We’re new. We put it in our name. When we stop looking ahead, remove the internal organs and inject formaldehyde; we’ll be dead. And yet a time comes when even a New Yorker realizes that, simply by staying put, in this world and in one spot, he has seen places that have vanished, and known people that no one can ever meet. Everyone is a historian, every life is a city.
Some things are better off gone. In Union Square today, farmers sell rutabagas, dogs run, guys fall off skateboards. They wouldn’t have dreamed of it 30 years ago. The lawn was dirt then, hollow-eyed muttering men offered “smokes,” the only diversions were occasional rallies of the Communist party. The infamy of the park was worldwide; my trainer remembers, from his youth in the islands, rap songs about Union Square and what went down there, all of it exciting, none of it good.
Buildings last longer than milkweeds, about as long as trees. Three blocks from where I live there was a movie theater so old the nomenclature had not yet congealed when it was built. PHOTO PLAYS, said the spindly neon sign. You can follow the thought process of the new-media merchant: I am showing photographs, but the series of them tells a story. Next door stood a mission, a simple brick building that always had some ad for Christ posted on its message board. By the time I moved in, the photo plays all told one kind of story, porn; then the theater became an actual play house, losing in the process its ancient sign. The mission remained faithful, until both buildings fell to the last real-estate boom.
Peoples and their neighborhoods have struck their tents, and moved on. A portion of the Upper East Side still showed traces of the German diaspora as late as the Koch years. It was there I first tasted May wine, a double fake: sweet from the sugar, hard from the brandy. The Germans also liked whimsical marzipan, molded into tiny fruits, hams, and red-spotted mushrooms, to distract your palate from the fact that it all tasted like erasers.
The Jews have abandoned the Lower East Side, leaving their synagogues behind them to be converted into Hispanic Pentecostal churches. One of the last businesses to hang on was a lingerie shop at the bottom of a street of clothing stores.
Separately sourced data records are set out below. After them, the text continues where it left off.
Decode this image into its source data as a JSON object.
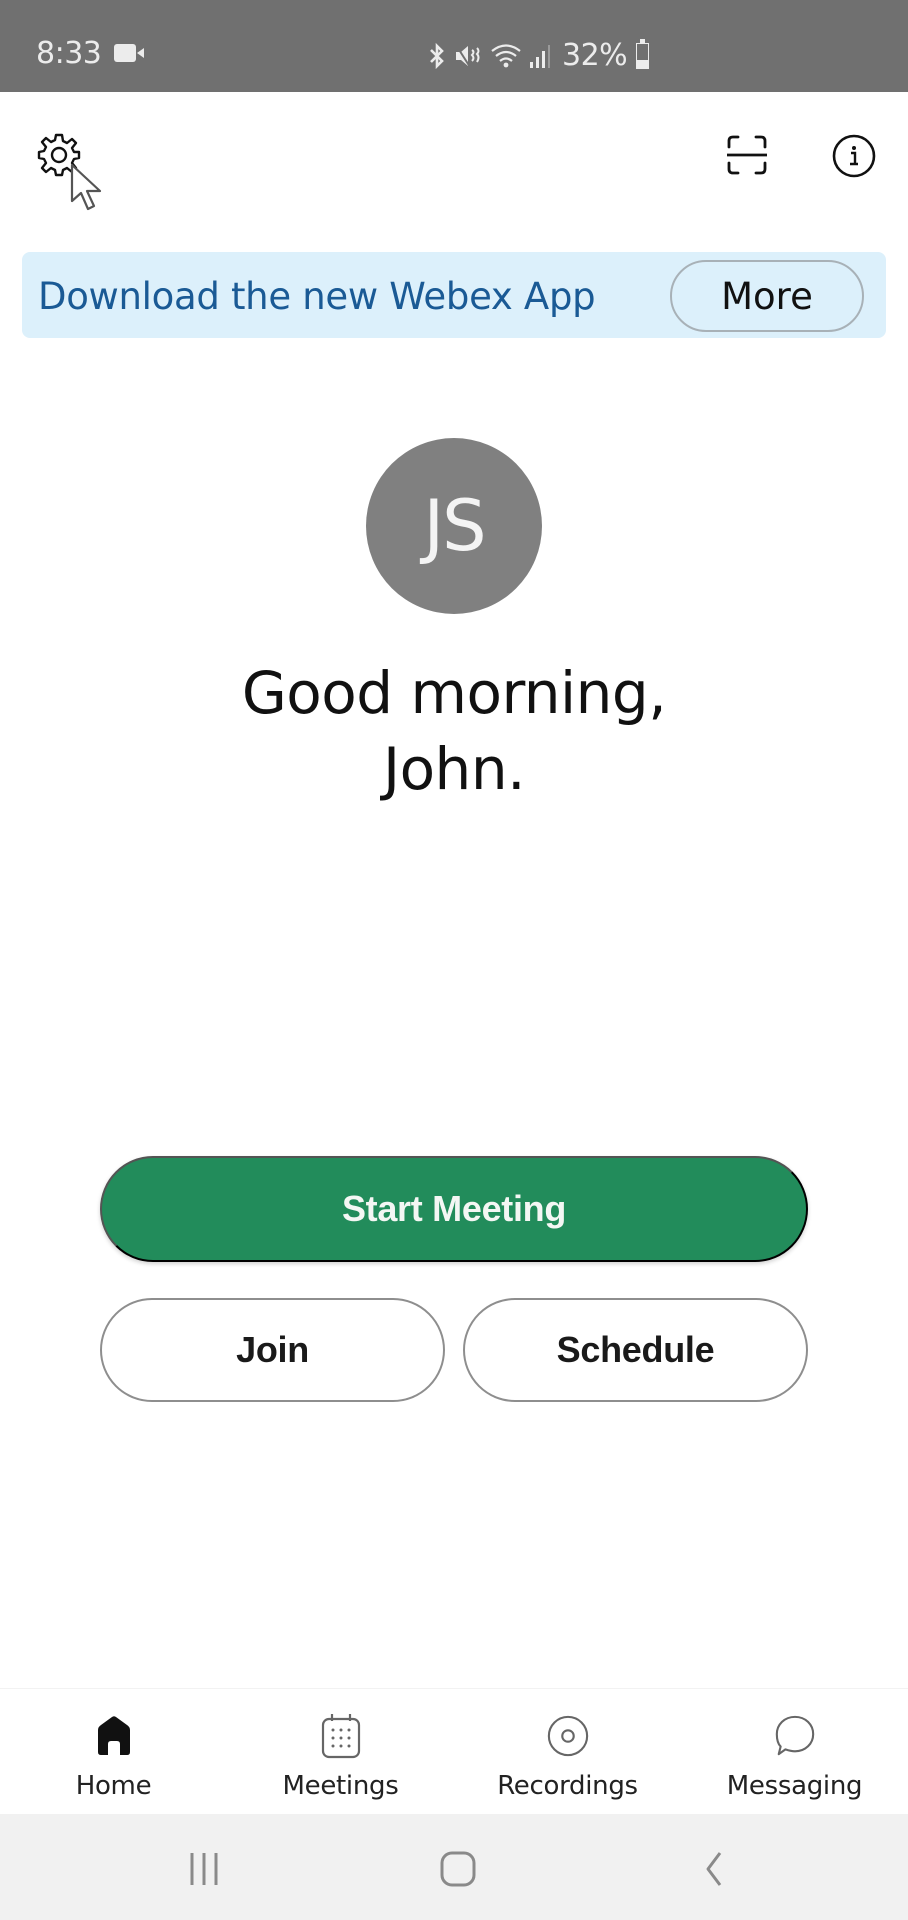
{
  "status_bar": {
    "time": "8:33",
    "battery_text": "32%",
    "battery_level": 0.32,
    "icons": [
      "screen-record-icon",
      "bluetooth-icon",
      "mute-icon",
      "wifi-icon",
      "signal-icon",
      "battery-icon"
    ]
  },
  "toolbar": {
    "settings_icon": "gear-icon",
    "scan_icon": "scan-icon",
    "info_icon": "info-icon"
  },
  "banner": {
    "text": "Download the new Webex App",
    "button_label": "More"
  },
  "profile": {
    "initials": "JS",
    "greeting_line1": "Good morning,",
    "greeting_line2": "John."
  },
  "actions": {
    "start_label": "Start Meeting",
    "join_label": "Join",
    "schedule_label": "Schedule"
  },
  "bottom_nav": {
    "items": [
      {
        "label": "Home",
        "icon": "home-icon",
        "active": true
      },
      {
        "label": "Meetings",
        "icon": "calendar-icon",
        "active": false
      },
      {
        "label": "Recordings",
        "icon": "recording-icon",
        "active": false
      },
      {
        "label": "Messaging",
        "icon": "chat-bubble-icon",
        "active": false
      }
    ]
  },
  "colors": {
    "primary_green": "#228c5b",
    "banner_bg": "#dcf0fb",
    "banner_text": "#1a5a95",
    "avatar_bg": "#808080",
    "status_bar_bg": "#707070"
  }
}
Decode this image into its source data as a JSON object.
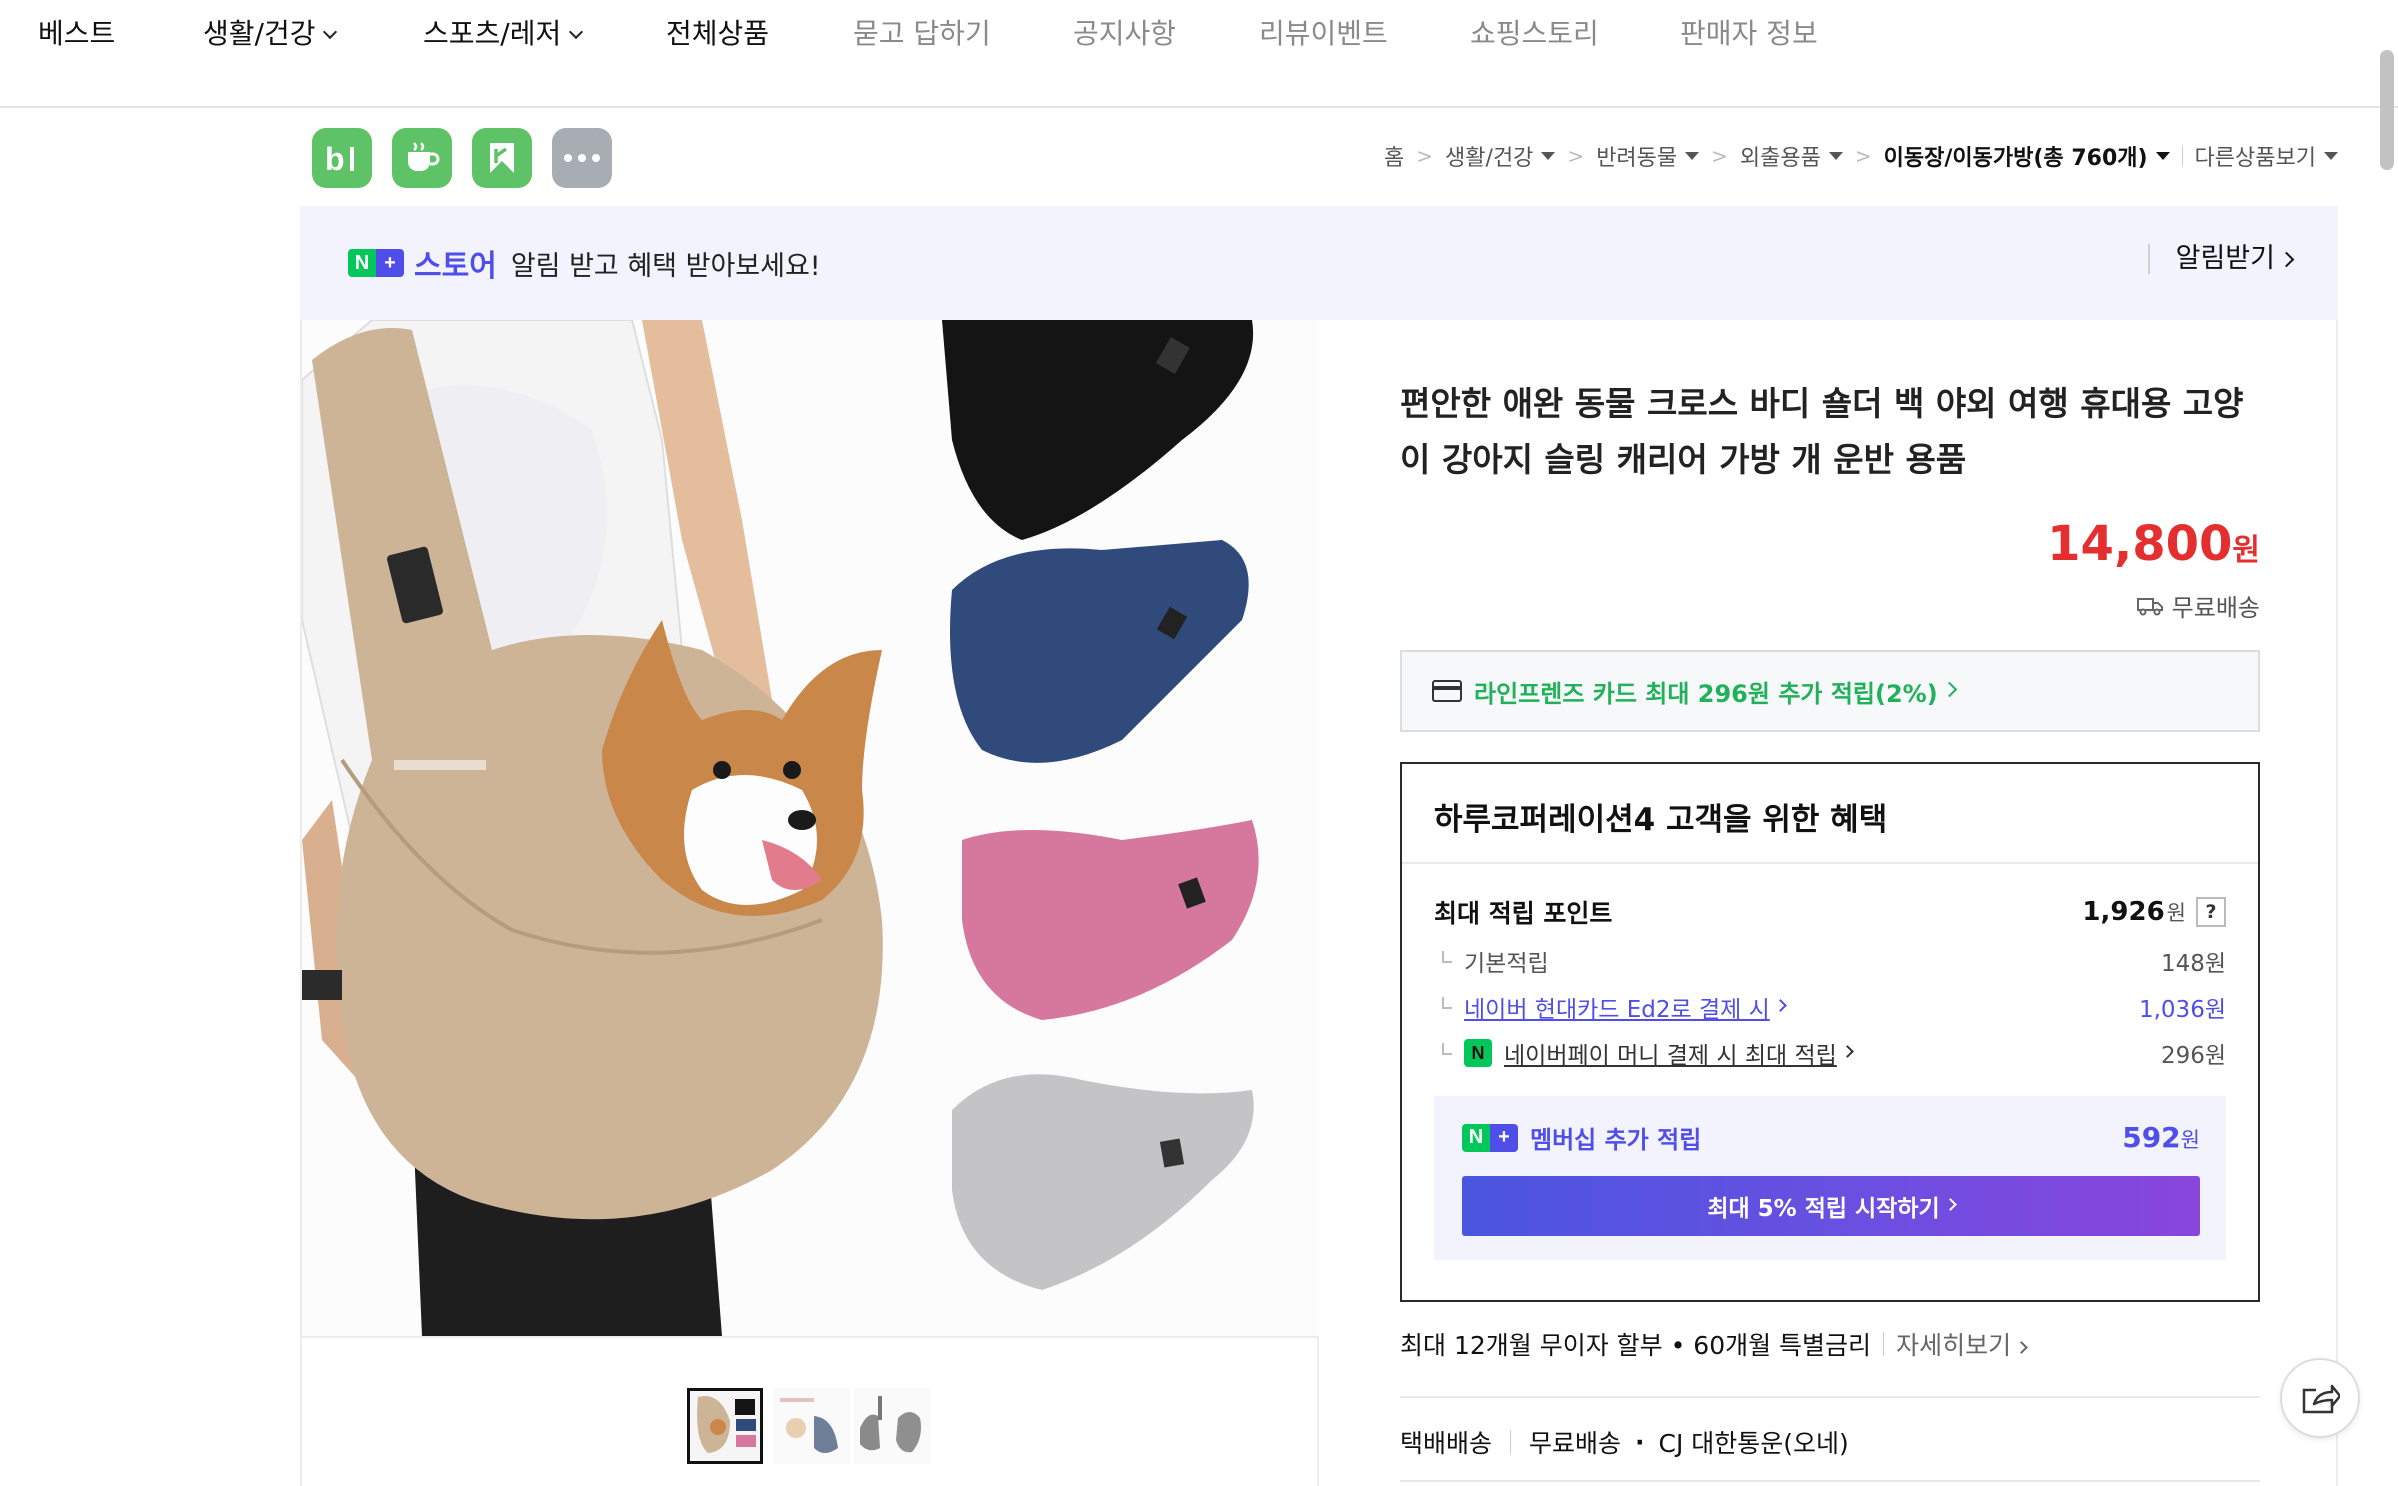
{
  "nav": {
    "items": [
      {
        "label": "베스트",
        "dropdown": false,
        "muted": false
      },
      {
        "label": "생활/건강",
        "dropdown": true,
        "muted": false
      },
      {
        "label": "스포츠/레저",
        "dropdown": true,
        "muted": false
      },
      {
        "label": "전체상품",
        "dropdown": false,
        "muted": false
      },
      {
        "label": "묻고 답하기",
        "dropdown": false,
        "muted": true
      },
      {
        "label": "공지사항",
        "dropdown": false,
        "muted": true
      },
      {
        "label": "리뷰이벤트",
        "dropdown": false,
        "muted": true
      },
      {
        "label": "쇼핑스토리",
        "dropdown": false,
        "muted": true
      },
      {
        "label": "판매자 정보",
        "dropdown": false,
        "muted": true
      }
    ]
  },
  "store_icons": [
    "blog-icon",
    "cafe-icon",
    "bookmark-icon",
    "more-icon"
  ],
  "breadcrumb": {
    "home": "홈",
    "items": [
      "생활/건강",
      "반려동물",
      "외출용품"
    ],
    "current": "이동장/이동가방(총 760개)",
    "other": "다른상품보기"
  },
  "banner": {
    "badge_n": "N",
    "badge_plus": "+",
    "store_word": "스토어",
    "message": "알림 받고 혜택 받아보세요!",
    "action": "알림받기"
  },
  "product": {
    "title": "편안한 애완 동물 크로스 바디 숄더 백 야외 여행 휴대용 고양이 강아지 슬링 캐리어 가방 개 운반 용품",
    "price": "14,800",
    "price_unit": "원",
    "shipping": "무료배송",
    "card_promo": "라인프렌즈 카드 최대 296원 추가 적립(2%)",
    "thumbnails_count": 3
  },
  "benefit": {
    "title": "하루코퍼레이션4 고객을 위한 혜택",
    "max_points_label": "최대 적립 포인트",
    "max_points_value": "1,926",
    "unit": "원",
    "help": "?",
    "rows": [
      {
        "label": "기본적립",
        "value": "148원",
        "link": false
      },
      {
        "label": "네이버 현대카드 Ed2로 결제 시",
        "value": "1,036원",
        "link": true
      },
      {
        "label": "네이버페이 머니 결제 시 최대 적립",
        "value": "296원",
        "link": true,
        "npay": true
      }
    ],
    "member_label": "멤버십 추가 적립",
    "member_value": "592",
    "cta": "최대 5% 적립 시작하기"
  },
  "installment": {
    "text": "최대 12개월 무이자 할부 • 60개월 특별금리",
    "more": "자세히보기"
  },
  "delivery": {
    "type": "택배배송",
    "fee": "무료배송",
    "courier": "CJ 대한통운(오네)",
    "dot": "·"
  },
  "npay_glyph": "N",
  "colors": {
    "accent": "#4f4ee8",
    "price": "#e32f2f",
    "green": "#03c75a",
    "promo_green": "#20b15a"
  }
}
A high narrow space, it had heaped-up counters in the center of the floor, but most of the stock was stored in flat boxes, from the manufacturers, ranged on towering shelves. The owner had the dream job of every twelve-year-old boy; he could tell a woman’s bra size by glancing at her, and pluck down the appropriate sheath. After the shop closed, my wife got a letter saying that he was now selling insurance. She would rather we had bailed out his first business.
Ethnicities move away; when people move on, they go farther than Jersey. The old journalist was, like all of us, an ideologue, but he loved losers and irony; his heart often and his wit always warred with his opinions. He looked like a crane, the symbol of longevity, and his stance was alert, as if he was ever ready to perform a service. He loved anecdotage, talk freeing him from the Chinese boxes into which he packed his written words more and more tightly. When he began writing, the city had eight or nine daily papers. The difference between respectable and not-respectable newspapers, he explained, was that the readers of not-respectable newspapers would send you letters saying, “Sir: You are the servant of Jews and Negroes. AN AMERICAN” while the readers of respectable newspapers would send you letters saying, “Sir: You are the servant of Jews and Negroes. Roger F. Rogers, 33-62 47th Ave., Elmhurst.” Everyone honored him; he’s been dead for eleven years. Only one of his books is still in print.
The restaurateur built his business from a hole in the wall to a class act. Every meal was a production. While the maitre d’ took orders and armies of waiters shuffled plates and cutlery, he explained his entrees, listed on the menu in a private code, opaque and slightly erotic (Nightgown, Boom-Boom). Dessert was the climax, when a harem of lovelies would be rolled out on a cart. He had Italian mannerisms of a very old-fashioned sort, before cool gangsters or the Rat Pack. When he died, his obit said that he had had a considerable career recording humorous ethnic songs for the Italian-American market. Who knew? (Smile, shrug, spread hands.) The maitre d’carried on a while; a few months ago I heard the place closed.
Then there was the ringmaster. He did a million things, but his role peculiar to New York was to bring people together. He was always introducing you to Henry Kissinger, or to some college kid whose writing he liked, or to some beer or wine club. What other people could do was a bottomless source of fascination to him, and therefore, he assumed, to you. He hosted a thousand suppers in his stage set of an apartment, making all his guests sing for theirs, rapping his wine glass to direct our attention to the newest pearl. After he died, some of the regulars got invited to a last evening, a kind of wake. But it turned out to be a staging for the realtor; we were re-enactors, like the blue and the grey refighting Chancellorsville. There was a goody bag at the end, commerce imitating life and the art of hospitality together. In 20 years brokers will show holograms.
Among all the people who are gone is you, with ambitions and prejudices and Seventies hair, with less knowledge and fewer sins. Someone of the same name keeps that man’s place, pretends to answer for him now and then, whenever people want some odd particular glimpse of the past.